  8. No toxic colleagues or office politics to worry about
  9. No work-related travel – interstate or international
  10. No costs of buying external food or expenses related to commuting to a workplace
  11. Managing all aspects of freelancing from service promotion to billing which may be invigorating
  12. Can work in pyjamas!


  1. No regular hours making planning your days and weeks difficult
  2. No definite income flow like your monthly salary at a full-time job. While there are dangers of being made redundant due to company decisions in a full-time job, I think, we can agree in general, there is a greater guarantee, of one’s job-related salary that arrives month on month than our potential to earn through ‘gigs’. Relying on earnings through ‘gigs’ also makes it difficult to plan a steady monetary obligation like a house or car loan. If we don’t know our monthly regular income how can we decide our monthly expenses?!
  3. By leaving a full-time job you may (depending on the type of organisation) miss out on getting a retirement pension
  4. As a freelancer, you can’t be part of an office labour union if you do want the support or other company benefits like expenses paid for education, training or health and wellbeing initiatives offered in a full-time role
  5. No office colleagues to banter around with – a solopreneur could mean isolation
  6. Self- discipline around work management needs to be high. It’s not for everyone!
  7. No boss or colleagues to say ‘Well Done’
  8. In some freelance gigs, you must bid and wait
  9. No continuous work since sometimes jobs related to your interests and expertise may not be available
  10. You may be answerable to several clients at the same time
  11. No “paid” time off work like annual leave
  12. Need to manage everything from technical troubleshooting to taxes
  13. Can’t work in your pyjamas!

I am sure you can list more. Leave your ideas in the comments section. 

My personal take

I like the projects offered by the gig economy but what I like more are short fixed term contracts. A fixed contract offers me a guaranteed earning for a time period, the joy of camaraderie with office colleagues and contracting allows me the choice of projects!

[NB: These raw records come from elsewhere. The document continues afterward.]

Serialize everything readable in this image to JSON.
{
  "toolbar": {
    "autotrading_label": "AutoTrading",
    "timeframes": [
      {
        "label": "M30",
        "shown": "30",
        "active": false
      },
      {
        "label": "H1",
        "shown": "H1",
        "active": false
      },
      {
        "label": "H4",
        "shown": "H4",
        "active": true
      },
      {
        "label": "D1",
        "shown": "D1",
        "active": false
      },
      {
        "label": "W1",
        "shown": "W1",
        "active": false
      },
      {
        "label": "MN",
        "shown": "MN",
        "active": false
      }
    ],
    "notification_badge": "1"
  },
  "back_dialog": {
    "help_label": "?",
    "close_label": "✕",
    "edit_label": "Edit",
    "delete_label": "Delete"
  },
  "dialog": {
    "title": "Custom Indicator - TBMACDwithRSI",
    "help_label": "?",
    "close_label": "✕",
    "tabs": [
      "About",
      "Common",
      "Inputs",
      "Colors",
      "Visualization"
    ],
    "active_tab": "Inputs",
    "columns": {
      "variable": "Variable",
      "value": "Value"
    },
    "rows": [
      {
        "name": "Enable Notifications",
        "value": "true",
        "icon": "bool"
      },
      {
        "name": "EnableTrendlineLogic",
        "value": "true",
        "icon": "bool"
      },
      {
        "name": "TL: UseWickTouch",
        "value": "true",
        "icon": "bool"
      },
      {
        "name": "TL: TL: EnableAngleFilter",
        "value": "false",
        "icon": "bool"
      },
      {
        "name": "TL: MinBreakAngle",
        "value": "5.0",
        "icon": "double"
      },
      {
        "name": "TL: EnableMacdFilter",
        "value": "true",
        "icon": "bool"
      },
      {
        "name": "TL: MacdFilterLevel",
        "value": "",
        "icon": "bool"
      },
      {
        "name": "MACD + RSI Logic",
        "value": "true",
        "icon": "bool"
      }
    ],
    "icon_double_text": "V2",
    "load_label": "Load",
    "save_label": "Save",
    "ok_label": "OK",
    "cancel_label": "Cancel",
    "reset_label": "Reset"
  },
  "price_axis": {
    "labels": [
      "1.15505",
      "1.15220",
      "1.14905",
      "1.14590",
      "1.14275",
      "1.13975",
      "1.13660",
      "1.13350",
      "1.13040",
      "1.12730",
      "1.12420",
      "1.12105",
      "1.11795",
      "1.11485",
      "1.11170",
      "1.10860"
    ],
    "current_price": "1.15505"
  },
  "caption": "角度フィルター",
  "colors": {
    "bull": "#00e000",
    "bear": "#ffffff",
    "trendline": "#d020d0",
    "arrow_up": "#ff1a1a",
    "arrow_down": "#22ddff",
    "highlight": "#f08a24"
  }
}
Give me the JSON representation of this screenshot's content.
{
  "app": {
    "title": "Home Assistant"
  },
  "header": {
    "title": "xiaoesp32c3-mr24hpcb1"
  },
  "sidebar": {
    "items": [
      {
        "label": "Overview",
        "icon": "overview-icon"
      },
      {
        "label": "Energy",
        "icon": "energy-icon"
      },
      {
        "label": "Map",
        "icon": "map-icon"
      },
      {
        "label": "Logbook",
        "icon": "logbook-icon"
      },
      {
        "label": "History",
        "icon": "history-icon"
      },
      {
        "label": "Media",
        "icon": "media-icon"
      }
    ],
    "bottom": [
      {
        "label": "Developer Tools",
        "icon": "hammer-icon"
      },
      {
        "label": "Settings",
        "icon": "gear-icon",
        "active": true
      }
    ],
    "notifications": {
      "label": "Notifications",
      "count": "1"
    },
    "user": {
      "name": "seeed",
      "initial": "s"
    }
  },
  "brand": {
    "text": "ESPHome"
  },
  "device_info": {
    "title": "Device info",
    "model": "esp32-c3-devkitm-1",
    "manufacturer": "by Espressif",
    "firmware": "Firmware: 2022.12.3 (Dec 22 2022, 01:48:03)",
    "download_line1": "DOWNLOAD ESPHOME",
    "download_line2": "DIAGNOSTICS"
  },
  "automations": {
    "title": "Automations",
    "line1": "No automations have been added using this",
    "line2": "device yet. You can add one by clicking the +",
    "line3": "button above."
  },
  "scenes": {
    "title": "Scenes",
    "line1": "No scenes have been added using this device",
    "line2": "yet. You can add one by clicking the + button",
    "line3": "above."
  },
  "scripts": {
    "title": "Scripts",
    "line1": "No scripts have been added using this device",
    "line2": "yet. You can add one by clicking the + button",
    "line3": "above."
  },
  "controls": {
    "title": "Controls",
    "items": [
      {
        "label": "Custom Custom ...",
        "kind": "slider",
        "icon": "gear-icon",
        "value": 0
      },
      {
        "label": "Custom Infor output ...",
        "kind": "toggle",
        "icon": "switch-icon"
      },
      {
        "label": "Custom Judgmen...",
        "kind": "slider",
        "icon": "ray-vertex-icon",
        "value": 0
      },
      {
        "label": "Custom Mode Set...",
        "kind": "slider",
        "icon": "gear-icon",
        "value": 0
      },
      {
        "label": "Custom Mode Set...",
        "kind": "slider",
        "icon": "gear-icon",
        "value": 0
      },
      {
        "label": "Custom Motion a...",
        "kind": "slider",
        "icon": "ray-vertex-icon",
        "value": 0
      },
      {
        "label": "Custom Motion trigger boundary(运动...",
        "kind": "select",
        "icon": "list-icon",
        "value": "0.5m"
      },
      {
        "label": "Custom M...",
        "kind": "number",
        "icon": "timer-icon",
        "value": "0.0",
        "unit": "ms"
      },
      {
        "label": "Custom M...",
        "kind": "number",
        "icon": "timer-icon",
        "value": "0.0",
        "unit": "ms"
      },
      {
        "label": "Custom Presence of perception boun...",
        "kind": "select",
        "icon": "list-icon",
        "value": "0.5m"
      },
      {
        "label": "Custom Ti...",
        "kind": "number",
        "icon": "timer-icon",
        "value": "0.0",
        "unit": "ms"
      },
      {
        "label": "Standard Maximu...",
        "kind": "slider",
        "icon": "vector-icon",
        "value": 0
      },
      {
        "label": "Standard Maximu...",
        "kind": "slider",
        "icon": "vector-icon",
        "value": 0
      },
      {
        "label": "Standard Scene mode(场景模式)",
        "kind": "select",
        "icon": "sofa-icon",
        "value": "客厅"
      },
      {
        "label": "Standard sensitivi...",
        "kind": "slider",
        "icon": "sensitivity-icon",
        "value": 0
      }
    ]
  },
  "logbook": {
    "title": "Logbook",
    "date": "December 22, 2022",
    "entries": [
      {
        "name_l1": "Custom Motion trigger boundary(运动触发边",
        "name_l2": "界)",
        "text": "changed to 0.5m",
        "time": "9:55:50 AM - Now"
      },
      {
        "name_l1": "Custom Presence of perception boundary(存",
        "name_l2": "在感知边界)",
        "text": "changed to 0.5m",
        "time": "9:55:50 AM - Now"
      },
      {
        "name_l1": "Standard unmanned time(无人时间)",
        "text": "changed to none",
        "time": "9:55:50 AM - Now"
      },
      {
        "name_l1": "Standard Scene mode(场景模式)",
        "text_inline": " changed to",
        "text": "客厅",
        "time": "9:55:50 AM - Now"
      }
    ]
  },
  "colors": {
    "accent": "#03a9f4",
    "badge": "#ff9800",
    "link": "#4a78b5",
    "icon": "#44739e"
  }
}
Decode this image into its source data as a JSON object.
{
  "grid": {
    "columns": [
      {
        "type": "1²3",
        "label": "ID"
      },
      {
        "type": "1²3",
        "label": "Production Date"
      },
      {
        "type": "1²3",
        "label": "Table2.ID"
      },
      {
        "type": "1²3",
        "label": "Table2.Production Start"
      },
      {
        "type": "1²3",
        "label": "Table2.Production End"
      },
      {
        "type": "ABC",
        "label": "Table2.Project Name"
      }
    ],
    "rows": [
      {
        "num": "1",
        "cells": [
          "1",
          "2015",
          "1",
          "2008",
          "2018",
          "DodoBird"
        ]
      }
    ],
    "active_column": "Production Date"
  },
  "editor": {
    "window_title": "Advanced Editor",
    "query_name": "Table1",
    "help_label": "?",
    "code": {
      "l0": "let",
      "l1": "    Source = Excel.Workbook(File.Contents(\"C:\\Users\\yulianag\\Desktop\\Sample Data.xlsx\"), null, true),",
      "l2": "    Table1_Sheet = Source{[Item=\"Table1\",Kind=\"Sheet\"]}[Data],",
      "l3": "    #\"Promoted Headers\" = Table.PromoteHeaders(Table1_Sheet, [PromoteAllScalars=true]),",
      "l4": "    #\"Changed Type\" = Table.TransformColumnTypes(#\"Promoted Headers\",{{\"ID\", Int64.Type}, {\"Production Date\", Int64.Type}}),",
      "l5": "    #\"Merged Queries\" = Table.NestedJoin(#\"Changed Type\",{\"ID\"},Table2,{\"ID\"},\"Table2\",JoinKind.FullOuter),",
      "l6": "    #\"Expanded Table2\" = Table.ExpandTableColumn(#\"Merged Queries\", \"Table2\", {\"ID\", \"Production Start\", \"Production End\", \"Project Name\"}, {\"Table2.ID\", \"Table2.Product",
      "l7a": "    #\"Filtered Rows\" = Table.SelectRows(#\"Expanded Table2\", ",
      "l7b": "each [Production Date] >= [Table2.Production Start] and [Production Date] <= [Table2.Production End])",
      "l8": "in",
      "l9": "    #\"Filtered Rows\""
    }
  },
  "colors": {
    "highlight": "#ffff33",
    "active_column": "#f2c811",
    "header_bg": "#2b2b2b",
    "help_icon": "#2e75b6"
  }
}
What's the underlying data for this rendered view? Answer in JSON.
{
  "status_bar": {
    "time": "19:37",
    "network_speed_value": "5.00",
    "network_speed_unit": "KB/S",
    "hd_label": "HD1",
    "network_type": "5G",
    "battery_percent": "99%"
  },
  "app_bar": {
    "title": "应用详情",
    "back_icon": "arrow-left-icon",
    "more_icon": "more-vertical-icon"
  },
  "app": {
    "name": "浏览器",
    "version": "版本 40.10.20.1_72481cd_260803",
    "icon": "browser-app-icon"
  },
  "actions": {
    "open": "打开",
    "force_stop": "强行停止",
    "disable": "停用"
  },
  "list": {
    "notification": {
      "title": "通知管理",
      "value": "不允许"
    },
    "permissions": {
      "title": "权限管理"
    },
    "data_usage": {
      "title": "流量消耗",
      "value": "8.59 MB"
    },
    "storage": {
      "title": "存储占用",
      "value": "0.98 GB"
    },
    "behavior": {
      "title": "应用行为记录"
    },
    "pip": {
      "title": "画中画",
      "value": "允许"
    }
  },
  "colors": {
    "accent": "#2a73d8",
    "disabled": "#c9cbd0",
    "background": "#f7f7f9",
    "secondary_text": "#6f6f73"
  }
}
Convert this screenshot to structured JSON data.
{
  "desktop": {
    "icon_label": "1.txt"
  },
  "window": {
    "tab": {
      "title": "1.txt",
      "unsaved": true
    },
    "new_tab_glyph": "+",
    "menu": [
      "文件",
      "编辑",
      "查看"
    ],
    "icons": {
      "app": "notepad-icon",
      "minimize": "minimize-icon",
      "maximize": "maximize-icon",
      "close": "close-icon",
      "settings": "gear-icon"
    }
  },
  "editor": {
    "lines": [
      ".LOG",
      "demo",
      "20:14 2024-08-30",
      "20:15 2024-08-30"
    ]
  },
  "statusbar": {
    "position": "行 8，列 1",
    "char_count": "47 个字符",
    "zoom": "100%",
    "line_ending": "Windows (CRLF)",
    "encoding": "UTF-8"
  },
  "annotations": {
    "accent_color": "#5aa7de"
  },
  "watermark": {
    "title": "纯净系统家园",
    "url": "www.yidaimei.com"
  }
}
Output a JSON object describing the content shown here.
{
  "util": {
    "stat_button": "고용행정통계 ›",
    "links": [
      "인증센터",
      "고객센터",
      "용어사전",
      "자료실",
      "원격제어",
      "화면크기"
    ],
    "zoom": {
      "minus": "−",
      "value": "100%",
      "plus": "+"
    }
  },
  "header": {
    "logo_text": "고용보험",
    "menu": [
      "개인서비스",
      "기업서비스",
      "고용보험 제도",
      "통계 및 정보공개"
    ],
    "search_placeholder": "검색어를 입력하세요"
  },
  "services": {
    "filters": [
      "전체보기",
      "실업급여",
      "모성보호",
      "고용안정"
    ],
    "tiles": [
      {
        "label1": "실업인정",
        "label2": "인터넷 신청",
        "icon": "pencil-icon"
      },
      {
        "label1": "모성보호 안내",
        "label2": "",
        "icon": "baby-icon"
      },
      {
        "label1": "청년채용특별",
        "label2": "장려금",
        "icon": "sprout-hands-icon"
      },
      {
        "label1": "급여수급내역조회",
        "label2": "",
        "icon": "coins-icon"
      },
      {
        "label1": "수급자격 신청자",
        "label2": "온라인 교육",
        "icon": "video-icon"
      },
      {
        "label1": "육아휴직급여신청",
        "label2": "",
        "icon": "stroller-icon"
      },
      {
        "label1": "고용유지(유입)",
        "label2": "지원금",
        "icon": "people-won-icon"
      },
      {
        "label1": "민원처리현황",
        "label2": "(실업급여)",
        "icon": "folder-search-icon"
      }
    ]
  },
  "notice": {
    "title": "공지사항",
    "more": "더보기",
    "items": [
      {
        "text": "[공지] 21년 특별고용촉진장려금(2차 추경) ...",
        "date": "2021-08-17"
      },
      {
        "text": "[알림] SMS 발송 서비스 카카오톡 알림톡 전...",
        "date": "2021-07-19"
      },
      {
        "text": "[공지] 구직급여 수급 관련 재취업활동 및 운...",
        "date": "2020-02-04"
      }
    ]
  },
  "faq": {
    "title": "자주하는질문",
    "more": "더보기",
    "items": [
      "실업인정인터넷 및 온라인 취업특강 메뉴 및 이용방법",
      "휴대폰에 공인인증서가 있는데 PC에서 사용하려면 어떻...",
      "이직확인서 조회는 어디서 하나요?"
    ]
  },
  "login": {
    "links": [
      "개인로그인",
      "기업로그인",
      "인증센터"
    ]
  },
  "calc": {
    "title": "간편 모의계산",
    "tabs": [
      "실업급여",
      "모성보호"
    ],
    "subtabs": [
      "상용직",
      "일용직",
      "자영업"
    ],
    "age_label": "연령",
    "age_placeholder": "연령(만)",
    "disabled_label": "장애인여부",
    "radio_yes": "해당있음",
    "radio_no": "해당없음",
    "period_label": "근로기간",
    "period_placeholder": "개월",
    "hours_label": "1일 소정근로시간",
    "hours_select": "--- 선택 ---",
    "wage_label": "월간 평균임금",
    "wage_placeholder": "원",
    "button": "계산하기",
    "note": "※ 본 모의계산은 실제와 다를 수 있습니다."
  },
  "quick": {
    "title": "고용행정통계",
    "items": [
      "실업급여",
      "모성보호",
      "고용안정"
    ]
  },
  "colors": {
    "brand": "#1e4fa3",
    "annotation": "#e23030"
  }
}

Importantly, it leaves me spare time to accommodate ‘Upwork’!

Now back to Priya and Roy

Priya thought about her conversation with Roy who explained his joys of being part of the gig economy and for a split second, she wanted to quit her current job to participate and then… a picture of her kids, house, car, parents… all flashed in front of her eyes. “It’s not for me” Priya assured herself, she knew her responsibilities. Today, Priya continues her 9 to 5 and pays her bills and Roy continues bidding for projects.

What are your thoughts on the ‘gig’ economy?